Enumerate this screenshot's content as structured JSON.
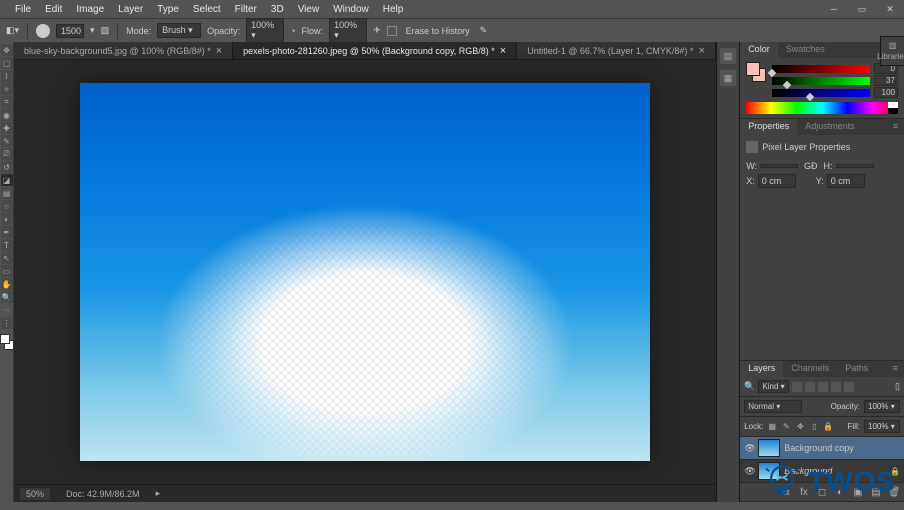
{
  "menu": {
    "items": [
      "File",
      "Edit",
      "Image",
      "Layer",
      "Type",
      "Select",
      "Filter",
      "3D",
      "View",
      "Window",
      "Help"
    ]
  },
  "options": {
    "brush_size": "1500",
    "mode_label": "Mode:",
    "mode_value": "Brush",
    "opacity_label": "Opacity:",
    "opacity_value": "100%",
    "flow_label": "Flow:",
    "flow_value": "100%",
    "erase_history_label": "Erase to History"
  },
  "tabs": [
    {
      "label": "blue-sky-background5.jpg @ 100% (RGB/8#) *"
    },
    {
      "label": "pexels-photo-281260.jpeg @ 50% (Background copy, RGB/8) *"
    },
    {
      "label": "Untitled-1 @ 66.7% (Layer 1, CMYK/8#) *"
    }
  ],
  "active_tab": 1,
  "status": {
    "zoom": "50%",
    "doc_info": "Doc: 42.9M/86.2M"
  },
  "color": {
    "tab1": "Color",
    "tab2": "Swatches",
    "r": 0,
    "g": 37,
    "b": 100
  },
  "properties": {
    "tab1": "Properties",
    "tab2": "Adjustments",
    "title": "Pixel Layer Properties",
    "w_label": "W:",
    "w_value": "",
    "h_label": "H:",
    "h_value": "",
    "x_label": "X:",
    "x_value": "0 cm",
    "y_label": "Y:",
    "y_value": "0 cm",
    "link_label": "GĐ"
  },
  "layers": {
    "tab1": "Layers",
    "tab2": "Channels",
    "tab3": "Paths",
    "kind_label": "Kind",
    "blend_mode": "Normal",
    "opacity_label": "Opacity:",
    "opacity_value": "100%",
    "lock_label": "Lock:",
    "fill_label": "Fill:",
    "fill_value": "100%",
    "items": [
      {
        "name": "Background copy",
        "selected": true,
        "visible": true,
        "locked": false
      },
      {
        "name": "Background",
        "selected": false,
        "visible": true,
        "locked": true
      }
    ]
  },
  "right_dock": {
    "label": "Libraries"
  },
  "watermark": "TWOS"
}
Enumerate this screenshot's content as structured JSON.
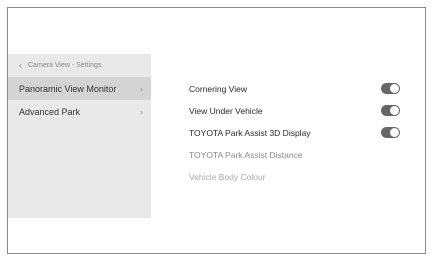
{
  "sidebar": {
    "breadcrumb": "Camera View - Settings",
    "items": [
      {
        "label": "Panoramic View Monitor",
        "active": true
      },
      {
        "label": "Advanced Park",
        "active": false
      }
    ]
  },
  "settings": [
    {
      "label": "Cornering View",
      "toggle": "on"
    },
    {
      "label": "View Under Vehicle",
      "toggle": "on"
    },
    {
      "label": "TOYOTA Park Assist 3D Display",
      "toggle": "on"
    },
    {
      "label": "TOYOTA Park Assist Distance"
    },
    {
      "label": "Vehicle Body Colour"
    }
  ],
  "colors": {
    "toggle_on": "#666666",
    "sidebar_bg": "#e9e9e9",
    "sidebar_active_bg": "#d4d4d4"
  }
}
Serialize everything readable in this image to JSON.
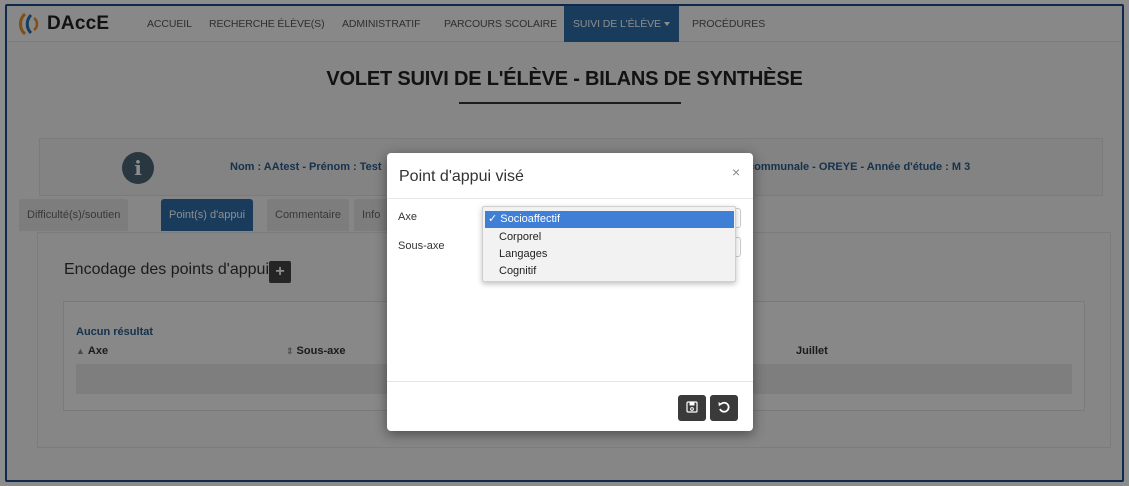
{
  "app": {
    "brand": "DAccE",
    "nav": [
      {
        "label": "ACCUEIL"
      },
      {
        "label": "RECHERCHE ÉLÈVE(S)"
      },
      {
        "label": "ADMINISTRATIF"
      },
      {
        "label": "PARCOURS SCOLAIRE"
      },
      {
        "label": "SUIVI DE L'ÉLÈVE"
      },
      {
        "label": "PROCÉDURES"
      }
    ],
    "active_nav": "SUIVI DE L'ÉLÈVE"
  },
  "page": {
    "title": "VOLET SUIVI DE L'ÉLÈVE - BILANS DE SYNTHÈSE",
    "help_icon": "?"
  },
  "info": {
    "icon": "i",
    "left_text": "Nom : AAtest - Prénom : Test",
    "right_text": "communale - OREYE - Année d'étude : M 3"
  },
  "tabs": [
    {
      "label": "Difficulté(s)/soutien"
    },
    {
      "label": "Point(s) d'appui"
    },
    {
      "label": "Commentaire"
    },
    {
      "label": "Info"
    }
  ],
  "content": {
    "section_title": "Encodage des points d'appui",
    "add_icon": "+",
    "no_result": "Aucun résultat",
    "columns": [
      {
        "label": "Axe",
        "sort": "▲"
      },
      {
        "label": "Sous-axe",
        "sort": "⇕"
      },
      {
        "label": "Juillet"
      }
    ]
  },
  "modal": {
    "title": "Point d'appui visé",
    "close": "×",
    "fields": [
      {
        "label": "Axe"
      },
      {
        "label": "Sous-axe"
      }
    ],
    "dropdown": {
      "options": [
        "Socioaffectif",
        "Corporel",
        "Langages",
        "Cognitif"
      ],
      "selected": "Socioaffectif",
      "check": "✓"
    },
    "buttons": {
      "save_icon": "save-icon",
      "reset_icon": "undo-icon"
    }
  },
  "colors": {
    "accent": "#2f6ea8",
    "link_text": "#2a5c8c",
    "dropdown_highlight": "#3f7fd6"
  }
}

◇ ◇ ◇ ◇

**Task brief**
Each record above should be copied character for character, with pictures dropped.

**Task result**
Enumerate this screenshot's content as structured JSON.
{
  "menu": {
    "items": [
      "File",
      "Edit",
      "Image",
      "Layer",
      "Type",
      "Select",
      "Filter",
      "3D",
      "View",
      "Window",
      "Help"
    ]
  },
  "options": {
    "brush_size": "1500",
    "mode_label": "Mode:",
    "mode_value": "Brush",
    "opacity_label": "Opacity:",
    "opacity_value": "100%",
    "flow_label": "Flow:",
    "flow_value": "100%",
    "erase_history_label": "Erase to History"
  },
  "tabs": [
    {
      "label": "blue-sky-background5.jpg @ 100% (RGB/8#) *"
    },
    {
      "label": "pexels-photo-281260.jpeg @ 50% (Background copy, RGB/8) *"
    },
    {
      "label": "Untitled-1 @ 66.7% (Layer 1, CMYK/8#) *"
    }
  ],
  "active_tab": 1,
  "status": {
    "zoom": "50%",
    "doc_info": "Doc: 42.9M/86.2M"
  },
  "color": {
    "tab1": "Color",
    "tab2": "Swatches",
    "r": 0,
    "g": 37,
    "b": 100
  },
  "properties": {
    "tab1": "Properties",
    "tab2": "Adjustments",
    "title": "Pixel Layer Properties",
    "w_label": "W:",
    "w_value": "",
    "h_label": "H:",
    "h_value": "",
    "x_label": "X:",
    "x_value": "0 cm",
    "y_label": "Y:",
    "y_value": "0 cm",
    "link_label": "GĐ"
  },
  "layers": {
    "tab1": "Layers",
    "tab2": "Channels",
    "tab3": "Paths",
    "kind_label": "Kind",
    "blend_mode": "Normal",
    "opacity_label": "Opacity:",
    "opacity_value": "100%",
    "lock_label": "Lock:",
    "fill_label": "Fill:",
    "fill_value": "100%",
    "items": [
      {
        "name": "Background copy",
        "selected": true,
        "visible": true,
        "locked": false
      },
      {
        "name": "Background",
        "selected": false,
        "visible": true,
        "locked": true
      }
    ]
  },
  "right_dock": {
    "label": "Libraries"
  },
  "watermark": "TWOS"
}
Enumerate this screenshot's content as structured JSON.
{
  "sidebar": {
    "breadcrumb": "Camera View - Settings",
    "items": [
      {
        "label": "Panoramic View Monitor",
        "active": true
      },
      {
        "label": "Advanced Park",
        "active": false
      }
    ]
  },
  "settings": [
    {
      "label": "Cornering View",
      "toggle": "on"
    },
    {
      "label": "View Under Vehicle",
      "toggle": "on"
    },
    {
      "label": "TOYOTA Park Assist 3D Display",
      "toggle": "on"
    },
    {
      "label": "TOYOTA Park Assist Distance"
    },
    {
      "label": "Vehicle Body Colour"
    }
  ],
  "colors": {
    "toggle_on": "#666666",
    "sidebar_bg": "#e9e9e9",
    "sidebar_active_bg": "#d4d4d4"
  }
}
Serialize everything readable in this image to JSON.
{
  "app": {
    "brand": "DAccE",
    "nav": [
      {
        "label": "ACCUEIL"
      },
      {
        "label": "RECHERCHE ÉLÈVE(S)"
      },
      {
        "label": "ADMINISTRATIF"
      },
      {
        "label": "PARCOURS SCOLAIRE"
      },
      {
        "label": "SUIVI DE L'ÉLÈVE"
      },
      {
        "label": "PROCÉDURES"
      }
    ],
    "active_nav": "SUIVI DE L'ÉLÈVE"
  },
  "page": {
    "title": "VOLET SUIVI DE L'ÉLÈVE - BILANS DE SYNTHÈSE",
    "help_icon": "?"
  },
  "info": {
    "icon": "i",
    "left_text": "Nom : AAtest - Prénom : Test",
    "right_text": "communale - OREYE - Année d'étude : M 3"
  },
  "tabs": [
    {
      "label": "Difficulté(s)/soutien"
    },
    {
      "label": "Point(s) d'appui"
    },
    {
      "label": "Commentaire"
    },
    {
      "label": "Info"
    }
  ],
  "content": {
    "section_title": "Encodage des points d'appui",
    "add_icon": "+",
    "no_result": "Aucun résultat",
    "columns": [
      {
        "label": "Axe",
        "sort": "▲"
      },
      {
        "label": "Sous-axe",
        "sort": "⇕"
      },
      {
        "label": "Juillet"
      }
    ]
  },
  "modal": {
    "title": "Point d'appui visé",
    "close": "×",
    "fields": [
      {
        "label": "Axe"
      },
      {
        "label": "Sous-axe"
      }
    ],
    "dropdown": {
      "options": [
        "Socioaffectif",
        "Corporel",
        "Langages",
        "Cognitif"
      ],
      "selected": "Socioaffectif",
      "check": "✓"
    },
    "buttons": {
      "save_icon": "save-icon",
      "reset_icon": "undo-icon"
    }
  },
  "colors": {
    "accent": "#2f6ea8",
    "link_text": "#2a5c8c",
    "dropdown_highlight": "#3f7fd6"
  }
}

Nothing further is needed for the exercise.